- Keep a meditation journal to track your thoughts and progress.
- Consider group meditation sessions for community support.
Selecting the right resources can also make a significant difference. There are guided meditation apps specifically designed for those in recovery, offering targeted exercises to tackle various challenges like stress, anxiety, and emotional unrest. If you’re enrolled in an outpatient program Florida, professionals there can provide additional resources and personalized advice on how best to incorporate meditation into your treatment plan.
Follow these tips and best practices and you can make meditation a rewarding part of your overall recovery strategy. From establishing a routine to diligently sticking to it, each step you take brings you closer to a more balanced, focused, and resistant self.
Common Misconceptions About Meditation in Recovery
It’s understandable to approach the idea of meditation with caution, especially during a period of recovery. However, several misconceptions may stop you from trying out this helpful process.
Meditation Has Religious Motives
One common myth is that meditation is strictly a spiritual or religious practice. While it does have roots in spiritual traditions, many methods focus strictly on mental health, without having anything to do with religion.
You Can Only Sit When You Meditate
Another belief is that you must sit in a specific posture for effective meditation. In reality, comfort is key, and you can meditate in any position that allows you to focus. The main focus of meditation is to ease your mind and reduce stress, and if you can achieve that by lying down, then there is no need to meditate by sitting.
Meditation Is Very Time-consuming
Misconceptions also exist about the time commitment involved. You don’t need to set aside hours each day. Even a few minutes can have a significant impact. Many people believe that meditation means “not thinking,” but the practice actually encourages you to become aware of your thoughts without judgment. So, it’s not about emptying your mind but rather gaining insights into your thought patterns.
Meditation Will Replace Other Treatment Methods
Looking for reviews and testimonials can give you a more transparent view of how meditation can fit into different recovery plans, particularly in a healthcare setting. Don’t believe in myths suggesting that meditation will replace traditional treatment methods. Rather, it complements existing treatments to offer a more holistic approach to recovery.

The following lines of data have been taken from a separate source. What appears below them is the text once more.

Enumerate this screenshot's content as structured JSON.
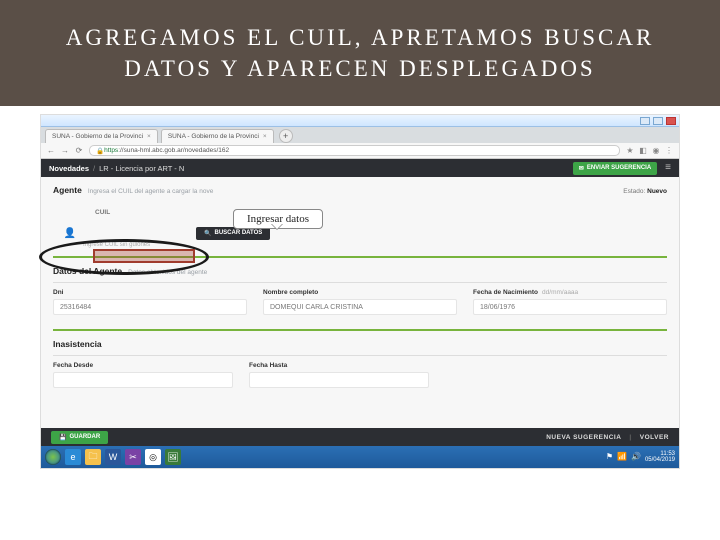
{
  "slide": {
    "title": "AGREGAMOS EL CUIL, APRETAMOS BUSCAR DATOS Y APARECEN DESPLEGADOS"
  },
  "callout": {
    "text": "Ingresar datos"
  },
  "browser": {
    "tabs": [
      {
        "label": "SUNA - Gobierno de la Provinci"
      },
      {
        "label": "SUNA - Gobierno de la Provinci"
      }
    ],
    "url_lock": "https",
    "url_rest": "://suna-hml.abc.gob.ar/novedades/162"
  },
  "app": {
    "breadcrumb_a": "Novedades",
    "breadcrumb_b": "LR - Licencia por ART - N",
    "enviar_sugerencia": "ENVIAR SUGERENCIA",
    "agente_title": "Agente",
    "agente_sub": "Ingresa el CUIL del agente a cargar la nove",
    "estado_label": "Estado:",
    "estado_value": "Nuevo",
    "cuil_label": "CUIL",
    "cuil_hint": "Ingrese CUIL sin guiones",
    "buscar_datos": "BUSCAR DATOS",
    "datos_agente_title": "Datos del Agente",
    "datos_agente_sub": "Datos obtenidos del agente",
    "fields": {
      "dni_label": "Dni",
      "dni_value": "25316484",
      "nombre_label": "Nombre completo",
      "nombre_value": "DOMEQUI CARLA CRISTINA",
      "fnac_label": "Fecha de Nacimiento",
      "fnac_hint": "dd/mm/aaaa",
      "fnac_value": "18/06/1976"
    },
    "inasistencia_title": "Inasistencia",
    "fdesde_label": "Fecha Desde",
    "fhasta_label": "Fecha Hasta",
    "guardar": "GUARDAR",
    "nueva_sugerencia": "NUEVA SUGERENCIA",
    "volver": "VOLVER"
  },
  "taskbar": {
    "time": "11:53",
    "date": "05/04/2019"
  }
}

You Need a Teacher or a Guide to Help You Meditate
The assumption that you need a teacher or a class to meditate isn’t always true. While guidance can be helpful, plenty of free resources are available to get you started. Clearing all of these misconceptions can make the process of implementing meditation into your recovery much more straightforward and less intimidating.
Common Questions about Meditation
Many people wonder about the specifics of incorporating meditation into a recovery plan. “How long should I meditate?” is a frequent question. To start, even five minutes a day can make a difference. Over time, as you start to practice meditation more, aim for at least 20 minutes per session. Another common concern is, “Will meditation be effective while in drug rehab?” The answer is yes. Meditation can complement your drug rehab treatment by enhancing focus and reducing stress. However, it’s necessary to talk to a healthcare professional for personalized advice.
Take the Next Step with Meditation and Recovery
Meditation can be a powerful aid in your recovery, offering benefits like stress reduction, enhanced focus, and emotional regulation. From simple techniques such as deep breathing and mindfulness to specialized methods, meditation is versatile and adaptable to your needs. Including it in your daily routine doesn’t need to be complicated, even five minutes a day can spark noticeable changes. If you’re in a recovery program, meditation can serve as an effective addition. Given the crucial advantages, consider making meditation a key element in your recovery. Take action now and get in touch with professionals for personalized guidance.